# PROBLEM REQUIREMENTS
Write out every record below exactly, leaving the pictures out.

Interface dataset entries:
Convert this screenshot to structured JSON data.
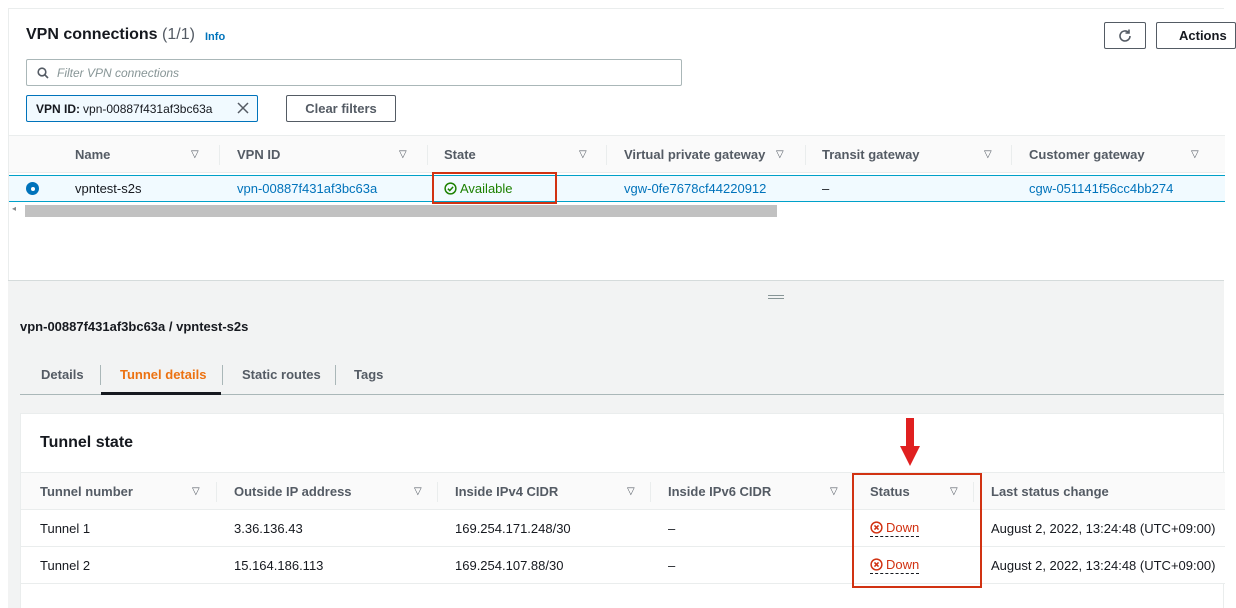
{
  "list": {
    "title": "VPN connections",
    "count": "(1/1)",
    "info": "Info",
    "actions_label": "Actions",
    "filter_placeholder": "Filter VPN connections",
    "token_key": "VPN ID:",
    "token_value": "vpn-00887f431af3bc63a",
    "clear_filters": "Clear filters",
    "columns": [
      "Name",
      "VPN ID",
      "State",
      "Virtual private gateway",
      "Transit gateway",
      "Customer gateway"
    ],
    "row": {
      "name": "vpntest-s2s",
      "vpn_id": "vpn-00887f431af3bc63a",
      "state": "Available",
      "vgw": "vgw-0fe7678cf44220912",
      "tgw": "–",
      "cgw": "cgw-051141f56cc4bb274"
    }
  },
  "details": {
    "title": "vpn-00887f431af3bc63a / vpntest-s2s",
    "tabs": [
      "Details",
      "Tunnel details",
      "Static routes",
      "Tags"
    ],
    "active_tab": "Tunnel details",
    "card_title": "Tunnel state",
    "columns": [
      "Tunnel number",
      "Outside IP address",
      "Inside IPv4 CIDR",
      "Inside IPv6 CIDR",
      "Status",
      "Last status change"
    ],
    "rows": [
      {
        "tunnel": "Tunnel 1",
        "outside_ip": "3.36.136.43",
        "ipv4": "169.254.171.248/30",
        "ipv6": "–",
        "status": "Down",
        "last_change": "August 2, 2022, 13:24:48 (UTC+09:00)"
      },
      {
        "tunnel": "Tunnel 2",
        "outside_ip": "15.164.186.113",
        "ipv4": "169.254.107.88/30",
        "ipv6": "–",
        "status": "Down",
        "last_change": "August 2, 2022, 13:24:48 (UTC+09:00)"
      }
    ]
  },
  "colors": {
    "link": "#0073bb",
    "available": "#1d8102",
    "down": "#d13212",
    "highlight": "#d13212",
    "active_tab": "#ec7211"
  }
}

# ANSWER SECTION
Convert this screenshot to structured JSON data.
{
  "list": {
    "title": "VPN connections",
    "count": "(1/1)",
    "info": "Info",
    "actions_label": "Actions",
    "filter_placeholder": "Filter VPN connections",
    "token_key": "VPN ID:",
    "token_value": "vpn-00887f431af3bc63a",
    "clear_filters": "Clear filters",
    "columns": [
      "Name",
      "VPN ID",
      "State",
      "Virtual private gateway",
      "Transit gateway",
      "Customer gateway"
    ],
    "row": {
      "name": "vpntest-s2s",
      "vpn_id": "vpn-00887f431af3bc63a",
      "state": "Available",
      "vgw": "vgw-0fe7678cf44220912",
      "tgw": "–",
      "cgw": "cgw-051141f56cc4bb274"
    }
  },
  "details": {
    "title": "vpn-00887f431af3bc63a / vpntest-s2s",
    "tabs": [
      "Details",
      "Tunnel details",
      "Static routes",
      "Tags"
    ],
    "active_tab": "Tunnel details",
    "card_title": "Tunnel state",
    "columns": [
      "Tunnel number",
      "Outside IP address",
      "Inside IPv4 CIDR",
      "Inside IPv6 CIDR",
      "Status",
      "Last status change"
    ],
    "rows": [
      {
        "tunnel": "Tunnel 1",
        "outside_ip": "3.36.136.43",
        "ipv4": "169.254.171.248/30",
        "ipv6": "–",
        "status": "Down",
        "last_change": "August 2, 2022, 13:24:48 (UTC+09:00)"
      },
      {
        "tunnel": "Tunnel 2",
        "outside_ip": "15.164.186.113",
        "ipv4": "169.254.107.88/30",
        "ipv6": "–",
        "status": "Down",
        "last_change": "August 2, 2022, 13:24:48 (UTC+09:00)"
      }
    ]
  },
  "colors": {
    "link": "#0073bb",
    "available": "#1d8102",
    "down": "#d13212",
    "highlight": "#d13212",
    "active_tab": "#ec7211"
  }
}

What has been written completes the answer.